In 2011, the Graz lawyer Monika Tamisch published her dissertation about training and continuing education measures in the Austrian penal system. The empirical core of this work is formed by a questionnaire survey and a number of interviews at the detention facilities in Graz-Karlau (for adults) and Gerasdorf near Vienna (for adolescents).
In that, it was demonstrated that the inmates at both facilities were satisfied with the training. For the adolescents and young adults in Gerasdorf, this satisfaction was clearly higher still. They also perceived the training as more contemporary and estimated their own job prospects higher. Tamisch explains this, among other things, with the training access: in Gerasdorf, the adolescents have to apply for an apprenticeship, sometimes even take an acceptance test. Voluntariness and motivation are still important for learning, even in detention.
Conclusion: what education in detention can achieve
In total, (vocational) education has proven itself as a necessary, but not as a sufficient measure for successful integration. Inmates with a higher initial qualification and a shorter “criminal career” benefit more from education in law enforcement.
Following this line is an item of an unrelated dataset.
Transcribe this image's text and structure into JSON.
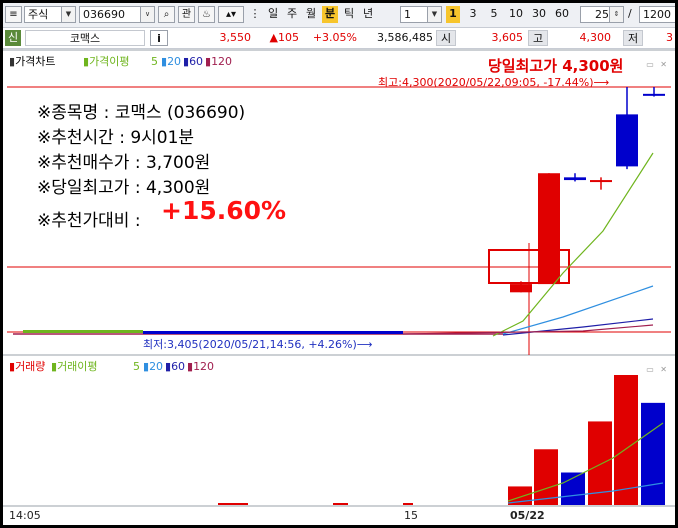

International recommendations advise detention as open as possible for training purposes. Work training and job coaching also are to facilitate the entry into working life after the detention. And of course, adult education has a very different potential in law enforcement, too: for example, for the purpose of stabilising the identity and personality – or also a training of empathy and social skills.
The European ideal
In 1989 already, the Council of Europe passed a number of recommendations for the training of detained persons in Europe. These include the recommendation, that learning offers in the penal system should be as equal as possible to those outside, and that the day release for educational purposes is to be supported, if possible. In 2006, European principles for the penal system were published, which now belong to the widely accepted standards for all EU countries. The further promotion and development of education in Europe’s prisons is represented by the European Prison Education Association (EPEA), a European NGO.
- Video of the detention facility Simmering 2012
- The penal system in Austria
- Article on basic education in the penal system
- Dissertation about training and continuing education in the penal system (Monika Tamisch 2011)
- Elis – the E-learning platform for the penal system
- European Prison Education Association
Further sources used:
Schweder, Marcel (2013): Jugendliche Inhaftierte als potenzielle Fachkräfte - eine Diskurs aus pädagogischer und berufsdidaktischer Sicht. In: Becker, Matthias / Grimm, Axel / Petersen, Willi / Schlausch, Reiner (Eds.): Kompetenzorientierung und Strukturen gewerblich-technischer Berufsausbildung. Berlin: LIT Verlag.
Müller-Dietz, Heinz (2011): Weiterbildung von Strafgefangenen. In: Tippelt/Hippel (Eds.). Handbuch Erwachsenenbildung/Weiterbildung
Image source: Erika Wittlieb/CC0/Public Domain